Below’s a summary of FHC requests for how the 1994 Halifax Common Plan be respected.* Continue reading →
How can understanding former uses and natural features of the Halifax Common help us deal with contemporary concerns and future challenges?
To learn more come & hear guest speaker Kevin Hooper Tuesday April 12, 6:45 pm – 7:45 pm
Room 301, Halifax Central Library, Spring Garden Road
A refreshments break at 8:45 pm will be followed by FHC AGM at ~ 8 pm.
Details: Kevin Hooper investigates the Halifax Common’s social and environmental history and makes the case for reintroducing functioning wetland ecosystems to deal with the challenges facing conventional stormwater management.
Among other topics this presentation will detail; the near complete loss of historical watercourses on the Halifax Peninsula; the evolution of the Halifax Common from 1749-2016; the critical role of wetlands in nature; and, the innovative ways that engineered wetlands are being applied for the purposes of sustainable stormwater management.
Bio: Kevin Hooper, B.A., M.U.R.P., originally from Moncton, N.B., has lived and worked in Halifax since 2006. Following an undergraduate degree in the social sciences Kevin did a Masters in Urban and Rural Planning at Dalhousie University with a focus on environmental conservation, social equity, and community design.
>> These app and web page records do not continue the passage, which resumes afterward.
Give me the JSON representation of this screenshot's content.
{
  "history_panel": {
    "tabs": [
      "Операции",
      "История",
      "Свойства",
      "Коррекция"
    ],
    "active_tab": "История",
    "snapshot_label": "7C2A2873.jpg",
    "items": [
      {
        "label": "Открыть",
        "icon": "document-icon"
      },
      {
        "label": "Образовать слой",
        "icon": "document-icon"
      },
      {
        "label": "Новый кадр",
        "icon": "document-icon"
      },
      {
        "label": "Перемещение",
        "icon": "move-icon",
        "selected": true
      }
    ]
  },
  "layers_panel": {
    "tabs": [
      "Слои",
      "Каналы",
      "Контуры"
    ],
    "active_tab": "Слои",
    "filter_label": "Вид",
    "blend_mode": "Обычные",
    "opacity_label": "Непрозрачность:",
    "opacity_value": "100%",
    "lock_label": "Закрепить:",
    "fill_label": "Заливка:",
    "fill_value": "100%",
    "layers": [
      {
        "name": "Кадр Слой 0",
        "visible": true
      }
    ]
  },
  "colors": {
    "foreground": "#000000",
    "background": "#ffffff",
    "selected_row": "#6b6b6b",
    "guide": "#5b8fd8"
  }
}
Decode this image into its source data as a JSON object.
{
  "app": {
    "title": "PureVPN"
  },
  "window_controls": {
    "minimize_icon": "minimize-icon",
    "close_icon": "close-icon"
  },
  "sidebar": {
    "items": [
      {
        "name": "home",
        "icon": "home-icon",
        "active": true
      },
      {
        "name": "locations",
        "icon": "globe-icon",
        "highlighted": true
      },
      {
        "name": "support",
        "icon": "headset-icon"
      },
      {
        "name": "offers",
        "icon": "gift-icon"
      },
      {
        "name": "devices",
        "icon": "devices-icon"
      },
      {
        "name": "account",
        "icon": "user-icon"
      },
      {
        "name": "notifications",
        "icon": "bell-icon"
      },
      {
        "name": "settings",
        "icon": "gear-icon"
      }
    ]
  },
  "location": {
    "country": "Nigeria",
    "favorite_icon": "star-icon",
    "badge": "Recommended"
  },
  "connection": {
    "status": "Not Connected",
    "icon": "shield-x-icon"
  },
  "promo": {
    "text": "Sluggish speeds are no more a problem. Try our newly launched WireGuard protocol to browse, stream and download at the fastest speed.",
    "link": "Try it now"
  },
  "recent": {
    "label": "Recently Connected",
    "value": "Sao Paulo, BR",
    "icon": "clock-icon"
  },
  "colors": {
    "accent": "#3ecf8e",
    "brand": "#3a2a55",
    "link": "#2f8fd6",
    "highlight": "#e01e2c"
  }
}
He has contributed as a research assistant on several projects relating to climate change adaptation for small communities and currently works as a planning consultant.
He is the father of three young children and the very lucky partner of the most wonderful woman in the world.
People walk up Citadel Hill through some thick fog on Thursday in Halifax-photo by Jeff Harper, Metro News
On the eve of the Halifax Common’s 252 anniversary CBC Mainstreet’s Stephanie Domet interviews Peggy Cameron. The conversation outlines the many decisions that the city is making in advance of an integrated master plan for the Halifax Common.
There are no rules. Individual decisions outside of a plan are having a cumulative impact and are diminishing the Common. These also preclude the outcome of any planning process related to the now promised Halifax Common Master Plan.
Concerned about what Common will be left for posterity? Or that the Mayor and Council have no vision for the Common?
Email the Mayor and Council at: firstname.lastname@example.org.
Example of a landscaped raingarden to absorb stormwater and create habitat.
Paul Schneiderheit’s story highlights the benefits of daylighting streams. Jan 6, 2015- Chronicle Herald – Schneiderheit One omission is that HRM’s 2006 daylighting policy specifies two water courses: Dartmouth’s Sawmill River and the Halifax Common’s Freshwater Brook.
We’re generally unaware that the Halifax Common as the watershed for the peninsula was a rich and diverse ecosystem of plants, trees, birds, fish, frogs-all manner of critters and beasties. Ruth Whitehead Holmes’ The’ Old Man Told Us, Excerpts from Micmac History, 1500-1950 “ recounts histories of Mi’kmaq hunting beaver, Black Duck and moose near Black Duck Pond, later Egg Pond and now the skatepark. Continue reading →